Among the following entries, say how many lines contain the word "dates"; the answer is a number and nothing else.

————————

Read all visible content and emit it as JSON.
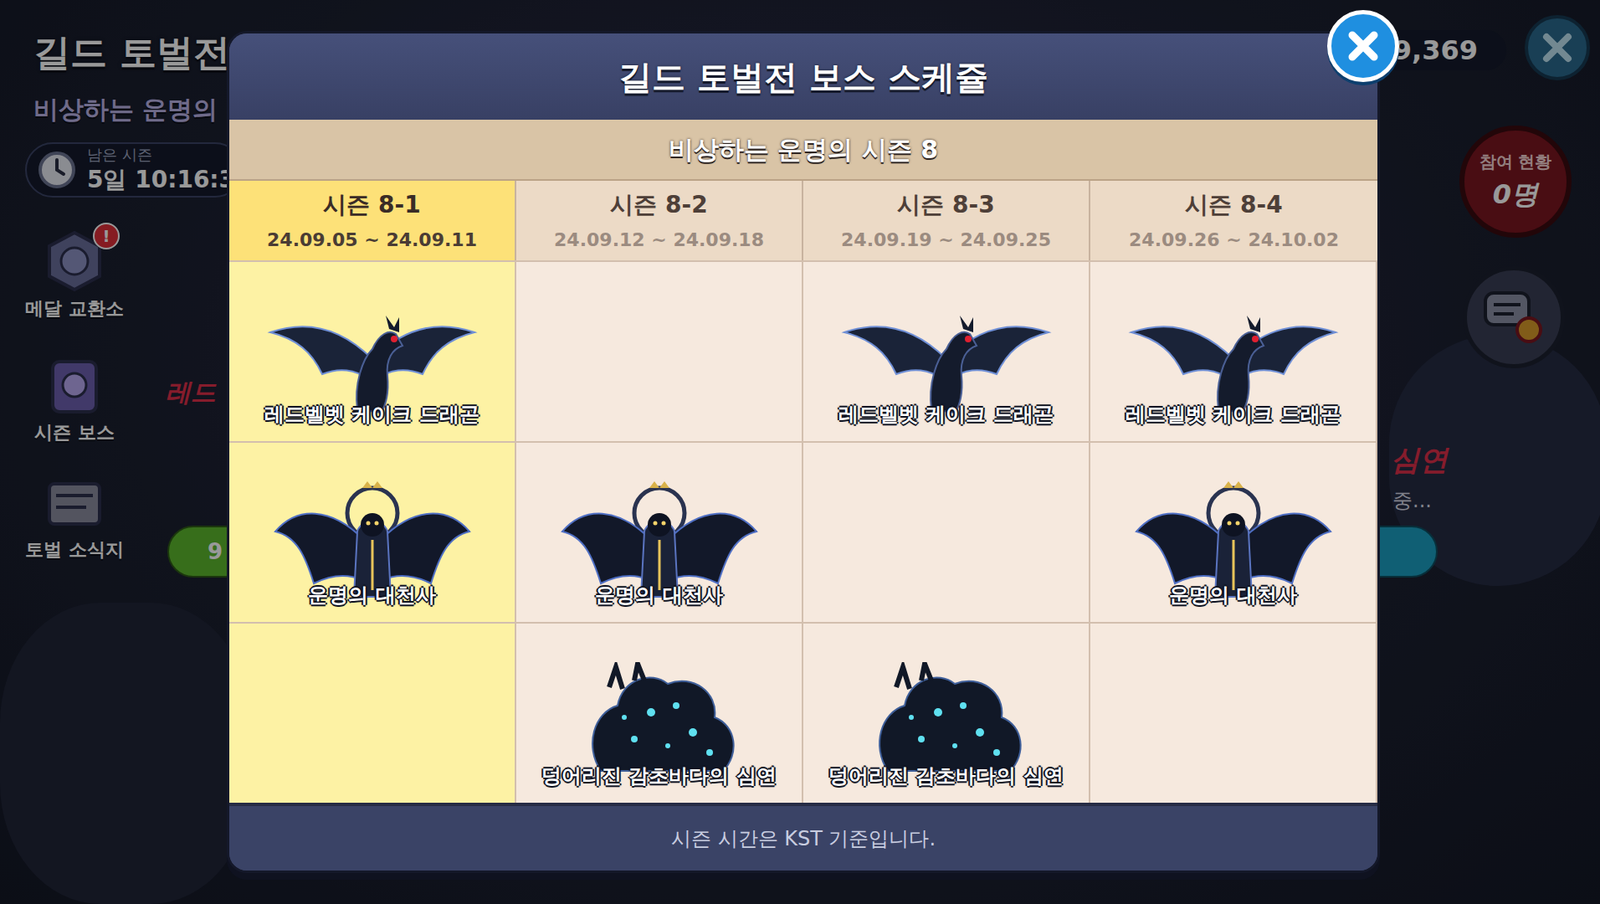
{
  "background": {
    "title": "길드 토벌전",
    "subtitle": "비상하는 운명의",
    "timer_label": "남은 시즌",
    "timer": "5일 10:16:3",
    "side_menu": [
      {
        "label": "메달 교환소",
        "badge": "!"
      },
      {
        "label": "시즌 보스",
        "badge": ""
      },
      {
        "label": "토벌 소식지",
        "badge": ""
      }
    ],
    "behind_left": "레드",
    "behind_right": "심연",
    "behind_right_sub": "중...",
    "button_text": "9",
    "currency": "9,369",
    "participation": {
      "label": "참여 현황",
      "count": "0명"
    }
  },
  "modal": {
    "title": "길드 토벌전 보스 스케쥴",
    "season": "비상하는 운명의 시즌 8",
    "columns": [
      {
        "label": "시즌 8-1",
        "dates": "24.09.05 ~ 24.09.11",
        "selected": true
      },
      {
        "label": "시즌 8-2",
        "dates": "24.09.12 ~ 24.09.18",
        "selected": false
      },
      {
        "label": "시즌 8-3",
        "dates": "24.09.19 ~ 24.09.25",
        "selected": false
      },
      {
        "label": "시즌 8-4",
        "dates": "24.09.26 ~ 24.10.02",
        "selected": false
      }
    ],
    "bosses": [
      {
        "name": "레드벨벳 케이크 드래곤",
        "kind": "dragon",
        "schedule": [
          true,
          false,
          true,
          true
        ]
      },
      {
        "name": "운명의 대천사",
        "kind": "angel",
        "schedule": [
          true,
          true,
          false,
          true
        ]
      },
      {
        "name": "덩어리진 감초바다의 심연",
        "kind": "abyss",
        "schedule": [
          false,
          true,
          true,
          false
        ]
      }
    ],
    "footer": "시즌 시간은 KST 기준입니다."
  }
}
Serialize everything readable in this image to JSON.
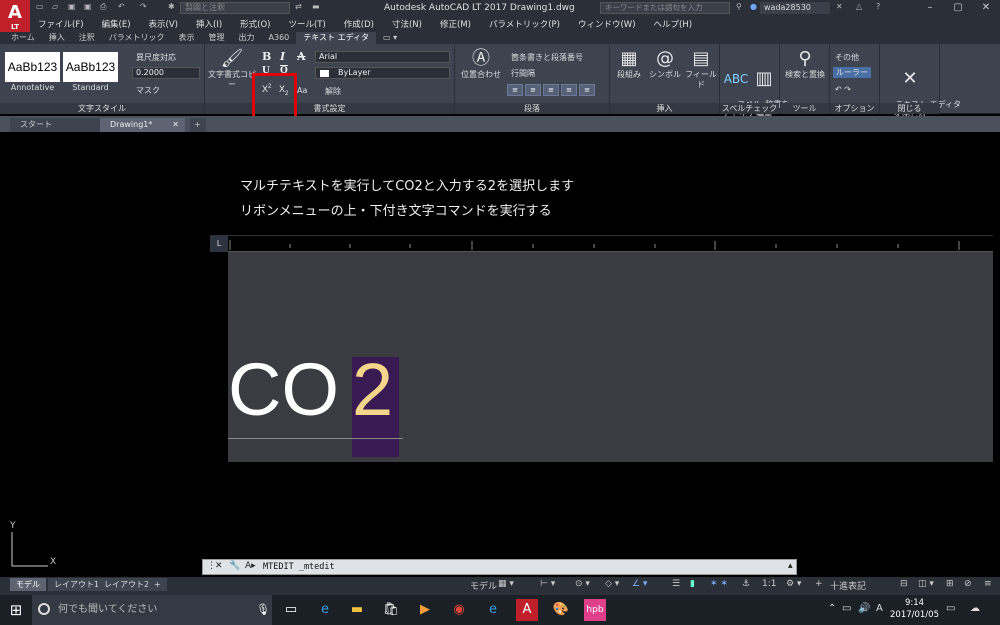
{
  "window": {
    "title": "Autodesk AutoCAD LT 2017    Drawing1.dwg",
    "logo_letter": "A",
    "logo_sub": "LT",
    "workspace": "製図と注釈",
    "search_placeholder": "キーワードまたは語句を入力",
    "user": "wada28530"
  },
  "menu": [
    "ファイル(F)",
    "編集(E)",
    "表示(V)",
    "挿入(I)",
    "形式(O)",
    "ツール(T)",
    "作成(D)",
    "寸法(N)",
    "修正(M)",
    "パラメトリック(P)",
    "ウィンドウ(W)",
    "ヘルプ(H)"
  ],
  "ribbon_tabs": [
    "ホーム",
    "挿入",
    "注釈",
    "パラメトリック",
    "表示",
    "管理",
    "出力",
    "A360",
    "テキスト エディタ"
  ],
  "ribbon": {
    "style_panel": {
      "title": "文字スタイル",
      "swatch1": "AaBb123",
      "swatch1_label": "Annotative",
      "swatch2": "AaBb123",
      "swatch2_label": "Standard",
      "annotative": "異尺度対応",
      "height": "0.2000",
      "mask": "マスク"
    },
    "format_panel": {
      "title": "書式設定",
      "copy_format": "文字書式コピー",
      "bold": "B",
      "italic": "I",
      "strike": "A",
      "underline": "U",
      "overline": "O",
      "superscript": "X",
      "subscript": "X",
      "case": "Aa",
      "font": "Arial",
      "color": "ByLayer",
      "clear": "解除"
    },
    "paragraph_panel": {
      "title": "段落",
      "justify": "位置合わせ",
      "bullets": "箇条書きと段落番号",
      "line_spacing": "行間隔"
    },
    "insert_panel": {
      "title": "挿入",
      "columns": "段組み",
      "symbol": "シンボル",
      "field": "フィールド"
    },
    "spell_panel": {
      "title": "スペルチェック",
      "spell": "スペル\nチェック",
      "dict": "辞書を\n編集"
    },
    "tools_panel": {
      "title": "ツール",
      "find": "検索と置換"
    },
    "options_panel": {
      "title": "オプション",
      "more": "その他",
      "ruler": "ルーラー"
    },
    "close_panel": {
      "title": "閉じる",
      "close": "テキスト エディタ\nを閉じる"
    }
  },
  "file_tabs": {
    "start": "スタート",
    "drawing": "Drawing1*"
  },
  "drawing": {
    "line1": "マルチテキストを実行してCO2と入力する2を選択します",
    "line2": "リボンメニューの上・下付き文字コマンドを実行する",
    "text_main": "CO",
    "text_selected": "2"
  },
  "command_line": {
    "text": "MTEDIT _mtedit"
  },
  "layout_tabs": [
    "モデル",
    "レイアウト1",
    "レイアウト2"
  ],
  "status": {
    "model": "モデル",
    "scale": "1:1",
    "units": "十進表記"
  },
  "taskbar": {
    "search": "何でも聞いてください",
    "time": "9:14",
    "date": "2017/01/05",
    "ime": "A"
  },
  "colors": {
    "highlight_box": "#e00000",
    "selection_bg": "#3a1a52",
    "selected_text": "#f3d58c",
    "ribbon_bg": "#3d434f"
  }
}
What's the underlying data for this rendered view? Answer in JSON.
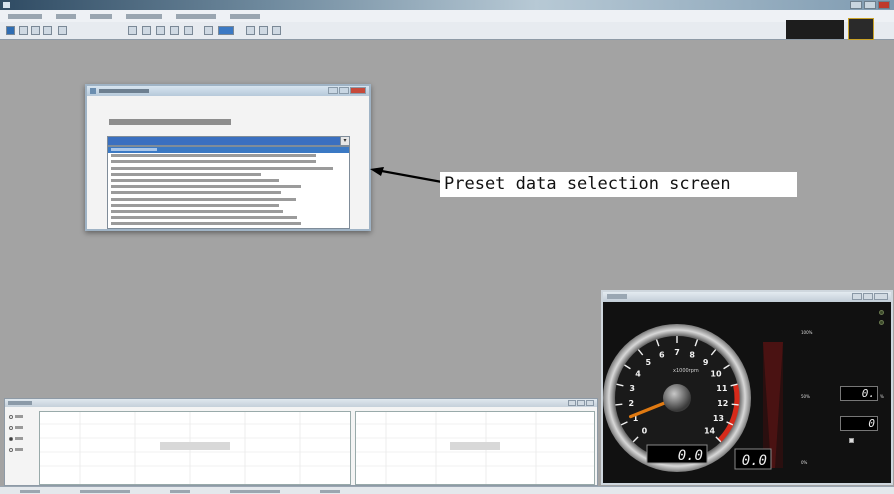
{
  "callout": {
    "label": "Preset data selection screen"
  },
  "gauge": {
    "scale": [
      0,
      1,
      2,
      3,
      4,
      5,
      6,
      7,
      8,
      9,
      10,
      11,
      12,
      13,
      14
    ],
    "redline_from": 11,
    "needle_value": 1.2,
    "readout_main": "0.0",
    "readout_small": "0.0",
    "readout_mid": "0.",
    "readout_right": "0",
    "bar_pct_top": "100%",
    "bar_pct_mid": "50%",
    "bar_pct_bottom": "0%"
  },
  "colors": {
    "accent": "#3b79c4",
    "gauge_redline": "#d62a1a",
    "needle": "#e07a12",
    "callout_bg": "#ffffff"
  },
  "icons": [
    "window-icon",
    "save-icon",
    "open-icon",
    "play-icon",
    "stop-icon",
    "arrow-left-icon"
  ]
}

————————

◆ Task output: 4